▸ Items from an interface collection
══════════════════════════════

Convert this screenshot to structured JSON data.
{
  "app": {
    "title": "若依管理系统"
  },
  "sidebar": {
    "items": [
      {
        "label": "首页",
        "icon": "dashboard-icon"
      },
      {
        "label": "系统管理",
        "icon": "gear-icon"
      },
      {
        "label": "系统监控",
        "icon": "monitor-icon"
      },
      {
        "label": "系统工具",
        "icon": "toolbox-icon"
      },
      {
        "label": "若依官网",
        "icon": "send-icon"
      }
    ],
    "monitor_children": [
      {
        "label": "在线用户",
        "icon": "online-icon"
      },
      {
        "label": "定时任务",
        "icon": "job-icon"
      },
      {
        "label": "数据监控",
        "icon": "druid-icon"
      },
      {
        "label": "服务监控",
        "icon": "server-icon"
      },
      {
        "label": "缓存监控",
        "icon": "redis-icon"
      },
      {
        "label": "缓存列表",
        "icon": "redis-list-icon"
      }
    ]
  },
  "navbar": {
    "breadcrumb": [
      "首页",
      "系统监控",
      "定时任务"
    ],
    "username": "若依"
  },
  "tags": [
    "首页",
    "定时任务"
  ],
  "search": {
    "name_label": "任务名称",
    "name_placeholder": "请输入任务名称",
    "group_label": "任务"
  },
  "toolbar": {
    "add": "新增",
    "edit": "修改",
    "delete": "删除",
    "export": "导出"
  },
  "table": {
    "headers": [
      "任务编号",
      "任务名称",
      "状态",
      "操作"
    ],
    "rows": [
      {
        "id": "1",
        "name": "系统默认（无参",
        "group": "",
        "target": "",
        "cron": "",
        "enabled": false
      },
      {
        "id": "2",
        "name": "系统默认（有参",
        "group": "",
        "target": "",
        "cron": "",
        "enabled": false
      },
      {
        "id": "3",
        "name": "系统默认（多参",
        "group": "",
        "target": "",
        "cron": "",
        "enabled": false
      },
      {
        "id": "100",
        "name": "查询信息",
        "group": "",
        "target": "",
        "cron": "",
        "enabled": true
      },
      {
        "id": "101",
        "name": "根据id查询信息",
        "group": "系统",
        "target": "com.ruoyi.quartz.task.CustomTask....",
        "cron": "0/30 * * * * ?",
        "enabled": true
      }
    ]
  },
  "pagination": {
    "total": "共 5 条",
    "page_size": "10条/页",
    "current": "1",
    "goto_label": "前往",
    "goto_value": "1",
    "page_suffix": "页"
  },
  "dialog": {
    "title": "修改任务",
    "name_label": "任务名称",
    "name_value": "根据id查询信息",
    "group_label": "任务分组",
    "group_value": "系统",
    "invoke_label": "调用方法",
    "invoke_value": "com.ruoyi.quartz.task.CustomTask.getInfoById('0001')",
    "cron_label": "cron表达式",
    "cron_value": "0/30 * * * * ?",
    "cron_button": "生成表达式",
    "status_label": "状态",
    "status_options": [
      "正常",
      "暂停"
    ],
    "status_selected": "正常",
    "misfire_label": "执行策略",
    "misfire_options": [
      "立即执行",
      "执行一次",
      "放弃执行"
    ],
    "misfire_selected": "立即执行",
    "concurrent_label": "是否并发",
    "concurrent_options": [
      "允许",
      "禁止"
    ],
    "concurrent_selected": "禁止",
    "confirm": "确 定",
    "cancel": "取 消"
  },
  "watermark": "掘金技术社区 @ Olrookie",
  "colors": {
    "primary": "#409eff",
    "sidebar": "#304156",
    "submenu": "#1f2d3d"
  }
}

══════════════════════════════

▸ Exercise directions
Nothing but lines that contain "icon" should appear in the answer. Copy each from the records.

▸ Worked solution
        "icon": "dashboard-icon"
        "icon": "gear-icon"
        "icon": "monitor-icon"
        "icon": "toolbox-icon"
        "icon": "send-icon"
        "icon": "online-icon"
        "icon": "job-icon"
        "icon": "druid-icon"
        "icon": "server-icon"
        "icon": "redis-icon"
        "icon": "redis-list-icon"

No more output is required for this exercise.